WHAT IS BEING ASKED: Here is the listing. Print it exactly.

################

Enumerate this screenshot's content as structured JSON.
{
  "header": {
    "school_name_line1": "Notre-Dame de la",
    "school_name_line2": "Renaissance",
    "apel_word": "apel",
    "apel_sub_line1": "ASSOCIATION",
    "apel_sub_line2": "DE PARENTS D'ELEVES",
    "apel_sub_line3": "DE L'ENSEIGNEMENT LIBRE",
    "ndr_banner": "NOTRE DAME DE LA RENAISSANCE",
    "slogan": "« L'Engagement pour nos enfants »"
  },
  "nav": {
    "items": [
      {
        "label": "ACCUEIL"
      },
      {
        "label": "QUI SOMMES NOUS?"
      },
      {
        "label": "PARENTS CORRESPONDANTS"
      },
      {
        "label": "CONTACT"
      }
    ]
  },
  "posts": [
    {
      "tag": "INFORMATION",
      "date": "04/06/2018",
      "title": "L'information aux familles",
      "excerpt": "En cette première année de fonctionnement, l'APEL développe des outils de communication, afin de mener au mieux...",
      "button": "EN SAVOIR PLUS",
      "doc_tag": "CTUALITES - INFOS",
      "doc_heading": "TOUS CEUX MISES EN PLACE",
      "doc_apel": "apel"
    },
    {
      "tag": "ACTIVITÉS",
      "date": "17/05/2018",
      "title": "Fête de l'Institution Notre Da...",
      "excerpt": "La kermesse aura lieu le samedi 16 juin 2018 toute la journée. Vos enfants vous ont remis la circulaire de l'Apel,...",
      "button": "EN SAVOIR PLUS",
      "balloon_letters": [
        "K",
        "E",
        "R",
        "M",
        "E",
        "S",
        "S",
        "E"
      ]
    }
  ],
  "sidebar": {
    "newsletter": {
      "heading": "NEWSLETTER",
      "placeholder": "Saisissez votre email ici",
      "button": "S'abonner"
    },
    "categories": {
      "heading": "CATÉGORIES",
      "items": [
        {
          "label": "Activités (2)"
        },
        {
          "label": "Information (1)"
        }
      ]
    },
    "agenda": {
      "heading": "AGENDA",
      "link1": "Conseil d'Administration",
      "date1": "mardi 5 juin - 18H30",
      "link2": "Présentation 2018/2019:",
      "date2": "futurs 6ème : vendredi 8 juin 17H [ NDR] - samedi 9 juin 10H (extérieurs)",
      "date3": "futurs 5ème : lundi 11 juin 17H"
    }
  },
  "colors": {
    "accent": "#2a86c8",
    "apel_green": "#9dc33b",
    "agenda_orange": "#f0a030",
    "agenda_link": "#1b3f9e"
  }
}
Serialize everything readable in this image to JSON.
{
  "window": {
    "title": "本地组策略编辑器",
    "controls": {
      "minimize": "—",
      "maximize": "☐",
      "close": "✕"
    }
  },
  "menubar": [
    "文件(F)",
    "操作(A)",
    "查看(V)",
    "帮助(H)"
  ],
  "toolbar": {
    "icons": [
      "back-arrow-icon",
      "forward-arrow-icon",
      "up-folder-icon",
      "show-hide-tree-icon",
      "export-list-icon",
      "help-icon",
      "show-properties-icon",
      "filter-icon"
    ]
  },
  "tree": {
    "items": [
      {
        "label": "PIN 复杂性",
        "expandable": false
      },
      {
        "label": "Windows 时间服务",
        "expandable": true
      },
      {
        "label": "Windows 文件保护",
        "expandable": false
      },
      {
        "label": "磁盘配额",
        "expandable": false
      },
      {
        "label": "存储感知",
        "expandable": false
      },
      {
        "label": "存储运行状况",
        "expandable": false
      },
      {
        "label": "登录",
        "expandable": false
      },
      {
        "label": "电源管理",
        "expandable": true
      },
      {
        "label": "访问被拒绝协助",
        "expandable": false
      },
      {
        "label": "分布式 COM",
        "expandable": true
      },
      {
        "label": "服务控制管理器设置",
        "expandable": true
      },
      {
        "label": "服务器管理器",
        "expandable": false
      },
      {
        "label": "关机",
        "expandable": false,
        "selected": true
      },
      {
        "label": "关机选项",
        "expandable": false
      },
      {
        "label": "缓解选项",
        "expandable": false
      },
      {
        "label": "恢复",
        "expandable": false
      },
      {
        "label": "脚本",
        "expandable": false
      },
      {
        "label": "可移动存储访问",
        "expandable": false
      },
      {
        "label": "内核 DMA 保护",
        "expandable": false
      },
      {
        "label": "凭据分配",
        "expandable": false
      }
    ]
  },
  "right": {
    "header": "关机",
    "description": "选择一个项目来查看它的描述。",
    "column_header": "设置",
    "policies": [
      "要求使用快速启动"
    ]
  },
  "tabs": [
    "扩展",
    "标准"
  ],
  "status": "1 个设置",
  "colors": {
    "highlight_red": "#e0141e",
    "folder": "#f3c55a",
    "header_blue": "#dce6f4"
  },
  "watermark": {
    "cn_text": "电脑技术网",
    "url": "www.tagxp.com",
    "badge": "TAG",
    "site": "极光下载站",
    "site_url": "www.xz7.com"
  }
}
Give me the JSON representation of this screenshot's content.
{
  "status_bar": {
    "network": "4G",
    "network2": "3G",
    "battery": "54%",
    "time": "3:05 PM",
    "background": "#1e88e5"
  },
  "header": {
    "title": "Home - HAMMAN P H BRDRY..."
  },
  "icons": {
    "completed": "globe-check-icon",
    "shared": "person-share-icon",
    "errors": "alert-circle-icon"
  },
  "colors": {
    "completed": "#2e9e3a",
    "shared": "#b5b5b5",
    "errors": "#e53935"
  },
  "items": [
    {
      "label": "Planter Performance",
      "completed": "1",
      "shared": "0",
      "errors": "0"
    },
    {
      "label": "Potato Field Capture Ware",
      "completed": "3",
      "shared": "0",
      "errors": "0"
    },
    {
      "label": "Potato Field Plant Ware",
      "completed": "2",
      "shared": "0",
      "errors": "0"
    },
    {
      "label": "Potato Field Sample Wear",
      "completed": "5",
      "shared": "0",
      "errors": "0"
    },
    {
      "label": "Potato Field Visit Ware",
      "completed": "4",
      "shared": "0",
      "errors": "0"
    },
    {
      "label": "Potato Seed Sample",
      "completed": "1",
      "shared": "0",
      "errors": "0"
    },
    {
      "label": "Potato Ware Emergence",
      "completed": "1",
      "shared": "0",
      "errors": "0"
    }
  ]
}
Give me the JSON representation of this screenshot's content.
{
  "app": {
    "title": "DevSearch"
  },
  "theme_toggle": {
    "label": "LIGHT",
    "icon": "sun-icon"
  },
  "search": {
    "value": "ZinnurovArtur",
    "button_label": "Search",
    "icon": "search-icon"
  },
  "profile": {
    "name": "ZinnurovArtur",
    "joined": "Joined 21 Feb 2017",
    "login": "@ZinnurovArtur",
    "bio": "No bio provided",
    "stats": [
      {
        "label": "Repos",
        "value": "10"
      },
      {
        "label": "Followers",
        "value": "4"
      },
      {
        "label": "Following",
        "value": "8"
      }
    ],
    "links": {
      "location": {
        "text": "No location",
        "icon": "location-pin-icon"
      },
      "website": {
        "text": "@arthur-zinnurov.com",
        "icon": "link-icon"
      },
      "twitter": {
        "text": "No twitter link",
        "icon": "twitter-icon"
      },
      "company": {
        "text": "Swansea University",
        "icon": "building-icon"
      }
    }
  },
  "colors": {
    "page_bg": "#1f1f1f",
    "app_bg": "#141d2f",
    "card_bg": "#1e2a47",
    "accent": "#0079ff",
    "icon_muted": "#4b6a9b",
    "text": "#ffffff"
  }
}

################

RESPONSE:
Enumerate this screenshot's content as structured JSON.
{
  "header": {
    "school_name_line1": "Notre-Dame de la",
    "school_name_line2": "Renaissance",
    "apel_word": "apel",
    "apel_sub_line1": "ASSOCIATION",
    "apel_sub_line2": "DE PARENTS D'ELEVES",
    "apel_sub_line3": "DE L'ENSEIGNEMENT LIBRE",
    "ndr_banner": "NOTRE DAME DE LA RENAISSANCE",
    "slogan": "« L'Engagement pour nos enfants »"
  },
  "nav": {
    "items": [
      {
        "label": "ACCUEIL"
      },
      {
        "label": "QUI SOMMES NOUS?"
      },
      {
        "label": "PARENTS CORRESPONDANTS"
      },
      {
        "label": "CONTACT"
      }
    ]
  },
  "posts": [
    {
      "tag": "INFORMATION",
      "date": "04/06/2018",
      "title": "L'information aux familles",
      "excerpt": "En cette première année de fonctionnement, l'APEL développe des outils de communication, afin de mener au mieux...",
      "button": "EN SAVOIR PLUS",
      "doc_tag": "CTUALITES - INFOS",
      "doc_heading": "TOUS CEUX MISES EN PLACE",
      "doc_apel": "apel"
    },
    {
      "tag": "ACTIVITÉS",
      "date": "17/05/2018",
      "title": "Fête de l'Institution Notre Da...",
      "excerpt": "La kermesse aura lieu le samedi 16 juin 2018 toute la journée. Vos enfants vous ont remis la circulaire de l'Apel,...",
      "button": "EN SAVOIR PLUS",
      "balloon_letters": [
        "K",
        "E",
        "R",
        "M",
        "E",
        "S",
        "S",
        "E"
      ]
    }
  ],
  "sidebar": {
    "newsletter": {
      "heading": "NEWSLETTER",
      "placeholder": "Saisissez votre email ici",
      "button": "S'abonner"
    },
    "categories": {
      "heading": "CATÉGORIES",
      "items": [
        {
          "label": "Activités (2)"
        },
        {
          "label": "Information (1)"
        }
      ]
    },
    "agenda": {
      "heading": "AGENDA",
      "link1": "Conseil d'Administration",
      "date1": "mardi 5 juin - 18H30",
      "link2": "Présentation 2018/2019:",
      "date2": "futurs 6ème : vendredi 8 juin 17H [ NDR] - samedi 9 juin 10H (extérieurs)",
      "date3": "futurs 5ème : lundi 11 juin 17H"
    }
  },
  "colors": {
    "accent": "#2a86c8",
    "apel_green": "#9dc33b",
    "agenda_orange": "#f0a030",
    "agenda_link": "#1b3f9e"
  }
}
Serialize everything readable in this image to JSON.
{
  "window": {
    "title": "本地组策略编辑器",
    "controls": {
      "minimize": "—",
      "maximize": "☐",
      "close": "✕"
    }
  },
  "menubar": [
    "文件(F)",
    "操作(A)",
    "查看(V)",
    "帮助(H)"
  ],
  "toolbar": {
    "icons": [
      "back-arrow-icon",
      "forward-arrow-icon",
      "up-folder-icon",
      "show-hide-tree-icon",
      "export-list-icon",
      "help-icon",
      "show-properties-icon",
      "filter-icon"
    ]
  },
  "tree": {
    "items": [
      {
        "label": "PIN 复杂性",
        "expandable": false
      },
      {
        "label": "Windows 时间服务",
        "expandable": true
      },
      {
        "label": "Windows 文件保护",
        "expandable": false
      },
      {
        "label": "磁盘配额",
        "expandable": false
      },
      {
        "label": "存储感知",
        "expandable": false
      },
      {
        "label": "存储运行状况",
        "expandable": false
      },
      {
        "label": "登录",
        "expandable": false
      },
      {
        "label": "电源管理",
        "expandable": true
      },
      {
        "label": "访问被拒绝协助",
        "expandable": false
      },
      {
        "label": "分布式 COM",
        "expandable": true
      },
      {
        "label": "服务控制管理器设置",
        "expandable": true
      },
      {
        "label": "服务器管理器",
        "expandable": false
      },
      {
        "label": "关机",
        "expandable": false,
        "selected": true
      },
      {
        "label": "关机选项",
        "expandable": false
      },
      {
        "label": "缓解选项",
        "expandable": false
      },
      {
        "label": "恢复",
        "expandable": false
      },
      {
        "label": "脚本",
        "expandable": false
      },
      {
        "label": "可移动存储访问",
        "expandable": false
      },
      {
        "label": "内核 DMA 保护",
        "expandable": false
      },
      {
        "label": "凭据分配",
        "expandable": false
      }
    ]
  },
  "right": {
    "header": "关机",
    "description": "选择一个项目来查看它的描述。",
    "column_header": "设置",
    "policies": [
      "要求使用快速启动"
    ]
  },
  "tabs": [
    "扩展",
    "标准"
  ],
  "status": "1 个设置",
  "colors": {
    "highlight_red": "#e0141e",
    "folder": "#f3c55a",
    "header_blue": "#dce6f4"
  },
  "watermark": {
    "cn_text": "电脑技术网",
    "url": "www.tagxp.com",
    "badge": "TAG",
    "site": "极光下载站",
    "site_url": "www.xz7.com"
  }
}
Give me the JSON representation of this screenshot's content.
{
  "status_bar": {
    "network": "4G",
    "network2": "3G",
    "battery": "54%",
    "time": "3:05 PM",
    "background": "#1e88e5"
  },
  "header": {
    "title": "Home - HAMMAN P H BRDRY..."
  },
  "icons": {
    "completed": "globe-check-icon",
    "shared": "person-share-icon",
    "errors": "alert-circle-icon"
  },
  "colors": {
    "completed": "#2e9e3a",
    "shared": "#b5b5b5",
    "errors": "#e53935"
  },
  "items": [
    {
      "label": "Planter Performance",
      "completed": "1",
      "shared": "0",
      "errors": "0"
    },
    {
      "label": "Potato Field Capture Ware",
      "completed": "3",
      "shared": "0",
      "errors": "0"
    },
    {
      "label": "Potato Field Plant Ware",
      "completed": "2",
      "shared": "0",
      "errors": "0"
    },
    {
      "label": "Potato Field Sample Wear",
      "completed": "5",
      "shared": "0",
      "errors": "0"
    },
    {
      "label": "Potato Field Visit Ware",
      "completed": "4",
      "shared": "0",
      "errors": "0"
    },
    {
      "label": "Potato Seed Sample",
      "completed": "1",
      "shared": "0",
      "errors": "0"
    },
    {
      "label": "Potato Ware Emergence",
      "completed": "1",
      "shared": "0",
      "errors": "0"
    }
  ]
}
Give me the JSON representation of this screenshot's content.
{
  "app": {
    "title": "DevSearch"
  },
  "theme_toggle": {
    "label": "LIGHT",
    "icon": "sun-icon"
  },
  "search": {
    "value": "ZinnurovArtur",
    "button_label": "Search",
    "icon": "search-icon"
  },
  "profile": {
    "name": "ZinnurovArtur",
    "joined": "Joined 21 Feb 2017",
    "login": "@ZinnurovArtur",
    "bio": "No bio provided",
    "stats": [
      {
        "label": "Repos",
        "value": "10"
      },
      {
        "label": "Followers",
        "value": "4"
      },
      {
        "label": "Following",
        "value": "8"
      }
    ],
    "links": {
      "location": {
        "text": "No location",
        "icon": "location-pin-icon"
      },
      "website": {
        "text": "@arthur-zinnurov.com",
        "icon": "link-icon"
      },
      "twitter": {
        "text": "No twitter link",
        "icon": "twitter-icon"
      },
      "company": {
        "text": "Swansea University",
        "icon": "building-icon"
      }
    }
  },
  "colors": {
    "page_bg": "#1f1f1f",
    "app_bg": "#141d2f",
    "card_bg": "#1e2a47",
    "accent": "#0079ff",
    "icon_muted": "#4b6a9b",
    "text": "#ffffff"
  }
}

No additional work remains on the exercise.